--- PROBLEM REQUIREMENTS ---
Check every line of the data below for "tumbler". Copy each one that has it.

============

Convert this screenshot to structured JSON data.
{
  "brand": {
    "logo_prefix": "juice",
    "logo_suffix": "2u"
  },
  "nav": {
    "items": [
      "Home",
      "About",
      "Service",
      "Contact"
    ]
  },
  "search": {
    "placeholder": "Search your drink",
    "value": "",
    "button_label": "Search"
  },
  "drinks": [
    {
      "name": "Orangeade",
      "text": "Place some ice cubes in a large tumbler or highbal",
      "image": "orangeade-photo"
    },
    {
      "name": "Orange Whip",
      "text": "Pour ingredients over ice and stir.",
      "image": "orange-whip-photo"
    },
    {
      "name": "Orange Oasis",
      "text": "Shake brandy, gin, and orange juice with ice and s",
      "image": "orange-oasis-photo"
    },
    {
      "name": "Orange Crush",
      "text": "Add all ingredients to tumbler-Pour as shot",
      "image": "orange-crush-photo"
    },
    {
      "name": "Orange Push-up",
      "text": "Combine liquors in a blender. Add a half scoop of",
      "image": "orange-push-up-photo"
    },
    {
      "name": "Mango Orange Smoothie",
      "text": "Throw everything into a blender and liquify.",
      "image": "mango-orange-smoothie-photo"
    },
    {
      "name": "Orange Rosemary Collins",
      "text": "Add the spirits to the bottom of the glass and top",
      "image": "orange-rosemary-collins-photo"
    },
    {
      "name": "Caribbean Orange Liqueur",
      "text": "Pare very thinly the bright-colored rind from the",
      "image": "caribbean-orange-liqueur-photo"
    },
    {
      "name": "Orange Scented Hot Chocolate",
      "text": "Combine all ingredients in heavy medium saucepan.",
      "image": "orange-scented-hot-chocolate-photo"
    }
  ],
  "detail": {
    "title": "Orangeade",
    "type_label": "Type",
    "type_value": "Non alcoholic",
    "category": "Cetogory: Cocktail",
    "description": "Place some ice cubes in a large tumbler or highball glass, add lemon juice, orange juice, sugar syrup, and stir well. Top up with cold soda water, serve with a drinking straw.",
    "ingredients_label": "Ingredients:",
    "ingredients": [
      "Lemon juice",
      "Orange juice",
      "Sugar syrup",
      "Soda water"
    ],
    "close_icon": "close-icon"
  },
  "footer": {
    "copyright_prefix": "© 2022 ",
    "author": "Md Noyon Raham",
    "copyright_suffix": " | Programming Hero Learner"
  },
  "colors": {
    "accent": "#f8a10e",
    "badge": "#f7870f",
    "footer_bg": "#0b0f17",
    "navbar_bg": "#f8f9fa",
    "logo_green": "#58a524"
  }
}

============

--- OUTPUT ---
      "text": "Place some ice cubes in a large tumbler or highbal",
      "text": "Add all ingredients to tumbler-Pour as shot",
    "description": "Place some ice cubes in a large tumbler or highball glass, add lemon juice, orange juice, sugar syrup, and stir well. Top up with cold soda water, serve with a drinking straw.",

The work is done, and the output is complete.